### Work required
Scan the records for "JSON" and copy each line that contains it.

### Records for the exercise
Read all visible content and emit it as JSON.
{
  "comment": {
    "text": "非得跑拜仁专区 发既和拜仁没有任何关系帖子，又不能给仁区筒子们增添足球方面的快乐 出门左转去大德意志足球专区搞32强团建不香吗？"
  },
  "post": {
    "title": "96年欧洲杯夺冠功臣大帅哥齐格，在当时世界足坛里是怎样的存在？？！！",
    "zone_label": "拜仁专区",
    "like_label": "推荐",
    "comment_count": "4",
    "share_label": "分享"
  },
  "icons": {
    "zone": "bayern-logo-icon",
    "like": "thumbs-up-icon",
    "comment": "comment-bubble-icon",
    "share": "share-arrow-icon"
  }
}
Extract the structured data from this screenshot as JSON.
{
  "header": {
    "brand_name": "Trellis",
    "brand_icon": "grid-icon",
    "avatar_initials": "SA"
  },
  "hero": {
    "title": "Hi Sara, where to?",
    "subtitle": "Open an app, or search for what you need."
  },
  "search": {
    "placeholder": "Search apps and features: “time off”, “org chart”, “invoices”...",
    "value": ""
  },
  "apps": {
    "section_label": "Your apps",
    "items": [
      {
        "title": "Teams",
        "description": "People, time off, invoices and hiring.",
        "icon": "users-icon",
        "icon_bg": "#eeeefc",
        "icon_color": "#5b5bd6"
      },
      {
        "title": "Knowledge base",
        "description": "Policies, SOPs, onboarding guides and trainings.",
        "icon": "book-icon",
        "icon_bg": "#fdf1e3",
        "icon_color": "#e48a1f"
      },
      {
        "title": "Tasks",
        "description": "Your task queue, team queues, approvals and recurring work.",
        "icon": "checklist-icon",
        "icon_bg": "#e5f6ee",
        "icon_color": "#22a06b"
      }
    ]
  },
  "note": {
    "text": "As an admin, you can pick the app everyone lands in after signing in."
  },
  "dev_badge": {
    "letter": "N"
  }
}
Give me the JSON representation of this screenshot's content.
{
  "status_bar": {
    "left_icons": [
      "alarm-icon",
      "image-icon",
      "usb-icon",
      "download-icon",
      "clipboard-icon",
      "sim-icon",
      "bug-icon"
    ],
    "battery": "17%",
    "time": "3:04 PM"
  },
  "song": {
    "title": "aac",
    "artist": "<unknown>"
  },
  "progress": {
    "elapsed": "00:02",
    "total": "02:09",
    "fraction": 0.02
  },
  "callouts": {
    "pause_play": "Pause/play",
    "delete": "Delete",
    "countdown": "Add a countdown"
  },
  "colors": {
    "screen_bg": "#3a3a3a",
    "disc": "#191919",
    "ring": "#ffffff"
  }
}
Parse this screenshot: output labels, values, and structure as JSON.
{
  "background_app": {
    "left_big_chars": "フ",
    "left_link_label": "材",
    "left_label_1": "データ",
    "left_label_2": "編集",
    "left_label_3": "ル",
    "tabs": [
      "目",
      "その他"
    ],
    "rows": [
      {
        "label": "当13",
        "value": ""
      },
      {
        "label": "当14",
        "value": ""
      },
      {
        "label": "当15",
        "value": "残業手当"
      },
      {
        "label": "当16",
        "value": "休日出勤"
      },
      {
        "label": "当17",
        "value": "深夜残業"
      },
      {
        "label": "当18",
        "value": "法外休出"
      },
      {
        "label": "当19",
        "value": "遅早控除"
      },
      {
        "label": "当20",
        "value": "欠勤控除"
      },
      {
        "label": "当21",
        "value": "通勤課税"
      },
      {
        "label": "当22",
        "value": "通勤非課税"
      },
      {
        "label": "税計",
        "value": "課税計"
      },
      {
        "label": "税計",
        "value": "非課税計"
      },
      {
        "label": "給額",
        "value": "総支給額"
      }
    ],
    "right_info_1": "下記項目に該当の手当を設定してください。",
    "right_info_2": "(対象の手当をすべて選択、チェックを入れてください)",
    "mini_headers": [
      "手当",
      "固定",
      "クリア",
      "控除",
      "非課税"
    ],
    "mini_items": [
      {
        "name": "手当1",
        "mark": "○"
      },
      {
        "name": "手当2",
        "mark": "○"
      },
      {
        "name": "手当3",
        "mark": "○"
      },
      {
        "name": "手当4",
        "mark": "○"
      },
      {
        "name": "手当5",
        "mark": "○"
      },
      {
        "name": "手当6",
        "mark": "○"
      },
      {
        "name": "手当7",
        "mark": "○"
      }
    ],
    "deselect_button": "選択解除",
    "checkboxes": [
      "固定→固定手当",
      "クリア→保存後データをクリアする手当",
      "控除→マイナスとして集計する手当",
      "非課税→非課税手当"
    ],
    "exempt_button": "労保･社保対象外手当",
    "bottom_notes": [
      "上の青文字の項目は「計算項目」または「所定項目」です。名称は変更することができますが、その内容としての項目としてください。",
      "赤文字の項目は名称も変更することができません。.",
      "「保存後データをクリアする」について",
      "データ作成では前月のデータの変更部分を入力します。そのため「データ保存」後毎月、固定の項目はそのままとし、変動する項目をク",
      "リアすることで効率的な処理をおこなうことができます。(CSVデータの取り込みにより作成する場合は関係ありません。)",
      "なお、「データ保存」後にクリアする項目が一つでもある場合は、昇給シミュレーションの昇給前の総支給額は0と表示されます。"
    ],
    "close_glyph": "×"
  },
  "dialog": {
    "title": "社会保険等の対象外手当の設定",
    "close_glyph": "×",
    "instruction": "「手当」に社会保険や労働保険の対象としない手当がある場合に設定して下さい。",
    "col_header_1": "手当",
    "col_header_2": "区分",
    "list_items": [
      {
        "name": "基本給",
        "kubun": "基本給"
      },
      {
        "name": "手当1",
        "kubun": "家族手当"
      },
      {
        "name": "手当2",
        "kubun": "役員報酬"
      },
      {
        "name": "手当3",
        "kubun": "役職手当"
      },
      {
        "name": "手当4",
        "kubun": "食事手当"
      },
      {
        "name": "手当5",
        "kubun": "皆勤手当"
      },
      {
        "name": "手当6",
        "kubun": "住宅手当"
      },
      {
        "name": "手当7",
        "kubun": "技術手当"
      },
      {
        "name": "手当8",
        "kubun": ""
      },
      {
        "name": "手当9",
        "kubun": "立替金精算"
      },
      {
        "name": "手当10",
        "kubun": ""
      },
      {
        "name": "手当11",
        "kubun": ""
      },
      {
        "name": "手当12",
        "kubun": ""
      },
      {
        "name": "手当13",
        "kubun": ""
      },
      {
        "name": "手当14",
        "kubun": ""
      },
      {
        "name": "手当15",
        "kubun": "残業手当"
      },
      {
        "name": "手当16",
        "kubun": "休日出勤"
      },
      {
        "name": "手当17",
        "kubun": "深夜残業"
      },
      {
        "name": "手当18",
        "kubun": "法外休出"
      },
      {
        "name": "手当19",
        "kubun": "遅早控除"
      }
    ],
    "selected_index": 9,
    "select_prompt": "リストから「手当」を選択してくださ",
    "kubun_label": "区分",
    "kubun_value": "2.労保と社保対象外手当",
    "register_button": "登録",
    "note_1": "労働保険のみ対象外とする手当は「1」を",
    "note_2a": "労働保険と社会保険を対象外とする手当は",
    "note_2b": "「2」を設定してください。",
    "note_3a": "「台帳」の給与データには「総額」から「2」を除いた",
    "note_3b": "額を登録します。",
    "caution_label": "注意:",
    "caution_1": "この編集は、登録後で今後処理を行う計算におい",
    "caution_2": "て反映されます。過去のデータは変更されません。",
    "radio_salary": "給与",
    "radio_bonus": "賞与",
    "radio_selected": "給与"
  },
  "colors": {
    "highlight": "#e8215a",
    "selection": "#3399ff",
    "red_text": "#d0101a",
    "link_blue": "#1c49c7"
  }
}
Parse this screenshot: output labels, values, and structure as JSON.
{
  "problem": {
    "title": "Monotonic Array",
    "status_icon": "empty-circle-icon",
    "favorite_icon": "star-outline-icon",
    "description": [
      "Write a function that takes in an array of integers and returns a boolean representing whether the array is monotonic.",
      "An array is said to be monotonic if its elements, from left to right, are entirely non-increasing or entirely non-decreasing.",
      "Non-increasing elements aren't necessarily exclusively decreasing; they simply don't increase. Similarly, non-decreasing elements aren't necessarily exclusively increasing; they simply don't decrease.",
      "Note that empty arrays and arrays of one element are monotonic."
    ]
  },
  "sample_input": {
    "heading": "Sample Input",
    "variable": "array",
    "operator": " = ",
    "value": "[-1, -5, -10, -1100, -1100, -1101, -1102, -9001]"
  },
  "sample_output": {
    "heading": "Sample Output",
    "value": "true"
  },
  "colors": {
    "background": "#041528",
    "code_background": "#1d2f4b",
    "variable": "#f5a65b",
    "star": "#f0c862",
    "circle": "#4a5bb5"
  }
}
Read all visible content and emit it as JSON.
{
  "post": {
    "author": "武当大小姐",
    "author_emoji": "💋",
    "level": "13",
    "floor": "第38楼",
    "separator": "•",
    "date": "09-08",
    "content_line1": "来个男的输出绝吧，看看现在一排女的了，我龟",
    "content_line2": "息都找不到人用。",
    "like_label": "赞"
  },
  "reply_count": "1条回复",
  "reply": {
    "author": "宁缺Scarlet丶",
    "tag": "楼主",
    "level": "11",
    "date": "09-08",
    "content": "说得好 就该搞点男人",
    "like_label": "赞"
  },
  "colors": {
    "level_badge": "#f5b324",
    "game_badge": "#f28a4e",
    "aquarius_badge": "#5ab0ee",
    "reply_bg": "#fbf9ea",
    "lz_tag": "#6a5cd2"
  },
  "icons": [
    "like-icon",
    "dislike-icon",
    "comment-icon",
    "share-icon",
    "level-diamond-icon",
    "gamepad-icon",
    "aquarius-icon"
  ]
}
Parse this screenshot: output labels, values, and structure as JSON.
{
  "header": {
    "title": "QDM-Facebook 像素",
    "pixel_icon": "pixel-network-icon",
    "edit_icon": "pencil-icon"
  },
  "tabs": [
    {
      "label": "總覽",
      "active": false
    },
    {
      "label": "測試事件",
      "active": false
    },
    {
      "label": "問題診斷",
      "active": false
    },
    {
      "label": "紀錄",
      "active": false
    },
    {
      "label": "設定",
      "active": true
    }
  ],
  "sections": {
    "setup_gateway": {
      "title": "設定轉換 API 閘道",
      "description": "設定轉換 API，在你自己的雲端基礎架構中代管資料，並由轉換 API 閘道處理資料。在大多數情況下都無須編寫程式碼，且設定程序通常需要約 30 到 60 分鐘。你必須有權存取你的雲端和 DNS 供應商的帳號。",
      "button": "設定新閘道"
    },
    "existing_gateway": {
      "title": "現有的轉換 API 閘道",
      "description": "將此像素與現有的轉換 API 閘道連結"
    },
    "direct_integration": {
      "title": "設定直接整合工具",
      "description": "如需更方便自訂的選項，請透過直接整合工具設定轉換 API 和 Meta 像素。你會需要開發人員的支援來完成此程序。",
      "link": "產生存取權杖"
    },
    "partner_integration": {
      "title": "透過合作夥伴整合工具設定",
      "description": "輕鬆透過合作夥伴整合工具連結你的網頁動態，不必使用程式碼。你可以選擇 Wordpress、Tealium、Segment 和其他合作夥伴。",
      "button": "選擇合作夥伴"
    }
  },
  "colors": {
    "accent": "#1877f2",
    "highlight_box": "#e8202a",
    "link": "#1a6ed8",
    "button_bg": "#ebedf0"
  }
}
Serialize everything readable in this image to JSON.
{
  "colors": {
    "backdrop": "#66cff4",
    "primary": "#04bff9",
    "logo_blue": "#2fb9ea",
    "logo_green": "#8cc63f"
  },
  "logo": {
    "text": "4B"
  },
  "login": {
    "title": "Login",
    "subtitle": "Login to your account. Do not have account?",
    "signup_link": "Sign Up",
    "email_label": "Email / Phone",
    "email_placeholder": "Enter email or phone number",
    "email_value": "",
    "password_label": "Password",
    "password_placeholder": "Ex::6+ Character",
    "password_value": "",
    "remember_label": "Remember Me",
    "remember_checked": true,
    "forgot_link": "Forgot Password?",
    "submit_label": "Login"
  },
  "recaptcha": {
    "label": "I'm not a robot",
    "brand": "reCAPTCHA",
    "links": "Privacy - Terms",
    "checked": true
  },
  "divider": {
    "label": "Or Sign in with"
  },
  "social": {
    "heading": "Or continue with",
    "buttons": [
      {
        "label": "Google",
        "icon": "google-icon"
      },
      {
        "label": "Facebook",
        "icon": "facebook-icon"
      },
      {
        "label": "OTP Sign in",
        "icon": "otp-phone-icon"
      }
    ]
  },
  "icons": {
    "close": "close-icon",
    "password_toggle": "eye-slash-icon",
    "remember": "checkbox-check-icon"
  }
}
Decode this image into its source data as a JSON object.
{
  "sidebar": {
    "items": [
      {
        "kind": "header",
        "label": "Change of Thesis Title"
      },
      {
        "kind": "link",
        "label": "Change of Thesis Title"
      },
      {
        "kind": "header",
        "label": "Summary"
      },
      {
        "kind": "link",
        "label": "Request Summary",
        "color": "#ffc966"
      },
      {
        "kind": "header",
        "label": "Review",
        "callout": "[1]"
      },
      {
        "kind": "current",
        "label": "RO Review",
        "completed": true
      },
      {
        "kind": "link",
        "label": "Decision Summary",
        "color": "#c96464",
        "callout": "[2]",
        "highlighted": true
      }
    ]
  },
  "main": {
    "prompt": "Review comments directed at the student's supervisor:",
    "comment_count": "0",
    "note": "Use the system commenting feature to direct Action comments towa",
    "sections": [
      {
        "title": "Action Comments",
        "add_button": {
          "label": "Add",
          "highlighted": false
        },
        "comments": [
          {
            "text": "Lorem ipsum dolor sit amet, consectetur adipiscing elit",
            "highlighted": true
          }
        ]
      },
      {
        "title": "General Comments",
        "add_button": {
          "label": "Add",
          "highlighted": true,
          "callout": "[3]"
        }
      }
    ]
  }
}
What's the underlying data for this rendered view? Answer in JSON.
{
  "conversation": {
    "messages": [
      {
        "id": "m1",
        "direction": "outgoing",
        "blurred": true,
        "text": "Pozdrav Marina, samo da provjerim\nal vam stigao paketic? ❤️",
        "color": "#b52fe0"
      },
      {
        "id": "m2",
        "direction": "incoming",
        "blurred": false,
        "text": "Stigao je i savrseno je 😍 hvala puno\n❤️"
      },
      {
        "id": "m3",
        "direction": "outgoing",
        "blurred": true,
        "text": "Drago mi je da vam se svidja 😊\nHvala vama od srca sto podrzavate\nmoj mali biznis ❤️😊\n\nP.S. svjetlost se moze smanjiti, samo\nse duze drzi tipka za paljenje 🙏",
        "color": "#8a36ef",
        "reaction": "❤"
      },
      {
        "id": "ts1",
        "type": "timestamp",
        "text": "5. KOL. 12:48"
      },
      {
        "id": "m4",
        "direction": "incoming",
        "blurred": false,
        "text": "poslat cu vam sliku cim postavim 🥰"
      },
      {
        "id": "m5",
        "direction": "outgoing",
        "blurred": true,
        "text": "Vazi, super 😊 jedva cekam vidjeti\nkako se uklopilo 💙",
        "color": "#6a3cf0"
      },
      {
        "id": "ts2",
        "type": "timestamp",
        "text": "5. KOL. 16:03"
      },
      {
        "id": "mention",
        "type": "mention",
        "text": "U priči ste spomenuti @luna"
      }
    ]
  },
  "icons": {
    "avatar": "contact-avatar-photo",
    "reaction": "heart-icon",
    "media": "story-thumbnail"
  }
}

### Solved problem
Read all visible content and emit it as JSON.
Extract the structured data from this screenshot as JSON.
Give me the JSON representation of this screenshot's content.
Parse this screenshot: output labels, values, and structure as JSON.
Parse this screenshot: output labels, values, and structure as JSON.
Read all visible content and emit it as JSON.
Parse this screenshot: output labels, values, and structure as JSON.
Serialize everything readable in this image to JSON.
Decode this image into its source data as a JSON object.
What's the underlying data for this rendered view? Answer in JSON.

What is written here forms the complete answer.